TASK BRIEF
Return a copy of every line in the data below that contains "created".

DATA EXTRACTS
────────
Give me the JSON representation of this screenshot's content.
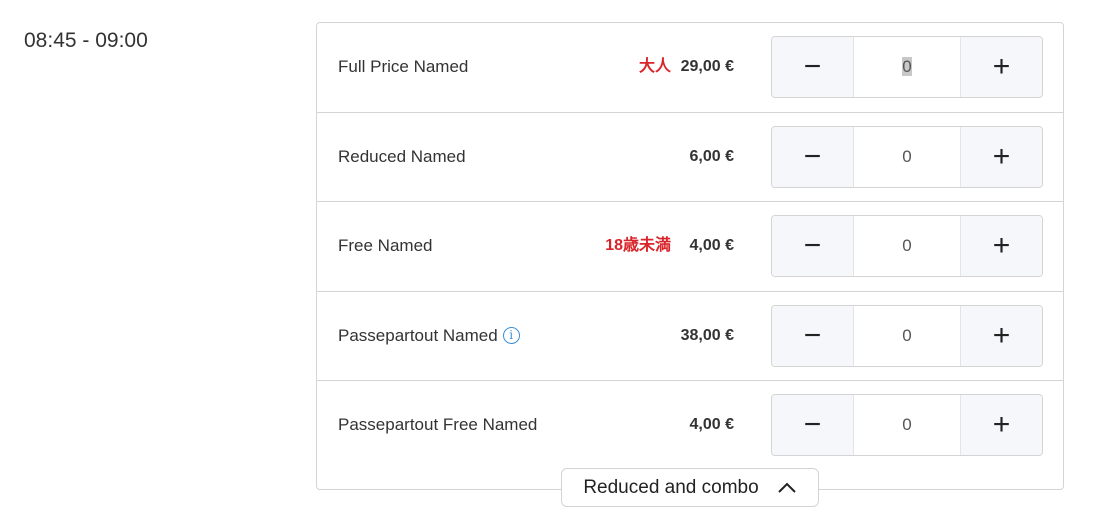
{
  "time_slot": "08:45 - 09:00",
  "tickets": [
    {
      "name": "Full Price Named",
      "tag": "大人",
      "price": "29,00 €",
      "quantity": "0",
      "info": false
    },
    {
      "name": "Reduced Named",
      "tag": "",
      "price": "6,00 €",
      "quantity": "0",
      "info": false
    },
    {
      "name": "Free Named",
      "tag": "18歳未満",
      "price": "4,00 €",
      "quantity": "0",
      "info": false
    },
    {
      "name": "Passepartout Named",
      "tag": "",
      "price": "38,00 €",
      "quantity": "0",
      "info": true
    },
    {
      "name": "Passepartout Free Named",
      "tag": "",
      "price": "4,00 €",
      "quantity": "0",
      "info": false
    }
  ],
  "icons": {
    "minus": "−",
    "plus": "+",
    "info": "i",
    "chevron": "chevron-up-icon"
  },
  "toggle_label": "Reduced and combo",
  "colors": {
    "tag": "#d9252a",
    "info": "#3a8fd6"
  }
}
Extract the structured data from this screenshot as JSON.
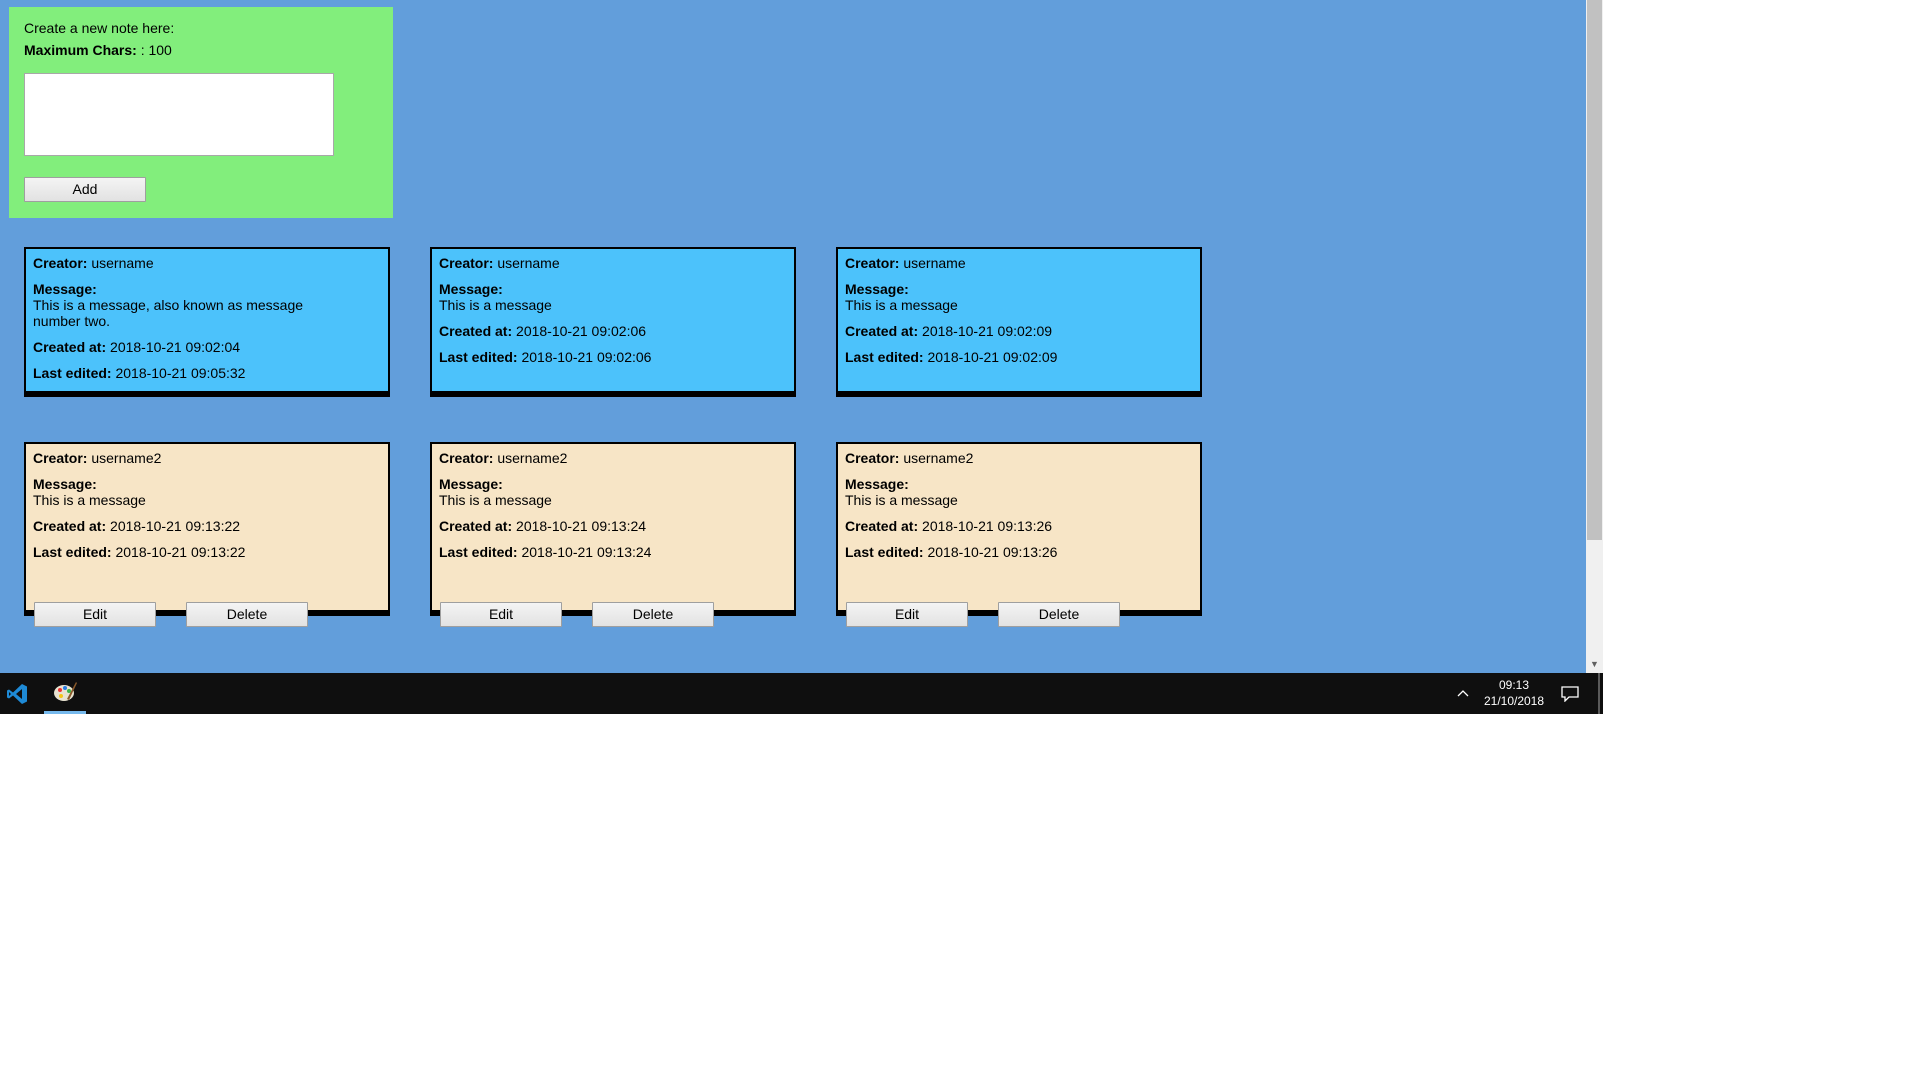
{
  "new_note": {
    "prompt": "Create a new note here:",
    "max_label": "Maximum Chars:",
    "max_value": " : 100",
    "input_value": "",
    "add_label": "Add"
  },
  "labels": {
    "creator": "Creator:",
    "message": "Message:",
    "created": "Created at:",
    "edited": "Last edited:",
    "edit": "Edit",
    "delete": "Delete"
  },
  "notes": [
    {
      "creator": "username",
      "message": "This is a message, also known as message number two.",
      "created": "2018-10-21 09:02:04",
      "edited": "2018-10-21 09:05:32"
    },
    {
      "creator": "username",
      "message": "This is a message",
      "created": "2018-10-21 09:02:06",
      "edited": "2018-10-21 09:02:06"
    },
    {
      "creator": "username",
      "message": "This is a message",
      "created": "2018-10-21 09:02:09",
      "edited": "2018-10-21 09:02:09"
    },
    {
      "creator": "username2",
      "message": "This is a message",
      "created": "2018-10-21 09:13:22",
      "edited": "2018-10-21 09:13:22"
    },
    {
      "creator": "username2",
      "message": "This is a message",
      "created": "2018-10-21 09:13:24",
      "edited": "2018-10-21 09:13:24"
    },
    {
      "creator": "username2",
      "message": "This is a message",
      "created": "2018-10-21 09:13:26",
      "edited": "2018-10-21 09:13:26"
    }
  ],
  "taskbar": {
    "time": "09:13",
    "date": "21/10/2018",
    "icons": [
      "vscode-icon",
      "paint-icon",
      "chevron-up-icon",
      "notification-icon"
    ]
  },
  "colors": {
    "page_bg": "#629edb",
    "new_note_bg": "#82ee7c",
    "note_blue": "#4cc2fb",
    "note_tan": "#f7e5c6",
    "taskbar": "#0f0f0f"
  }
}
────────
ANSWER TO THIS PROBLEM
    "created": "Created at:",
      "created": "2018-10-21 09:02:04",
      "created": "2018-10-21 09:02:06",
      "created": "2018-10-21 09:02:09",
      "created": "2018-10-21 09:13:22",
      "created": "2018-10-21 09:13:24",
      "created": "2018-10-21 09:13:26",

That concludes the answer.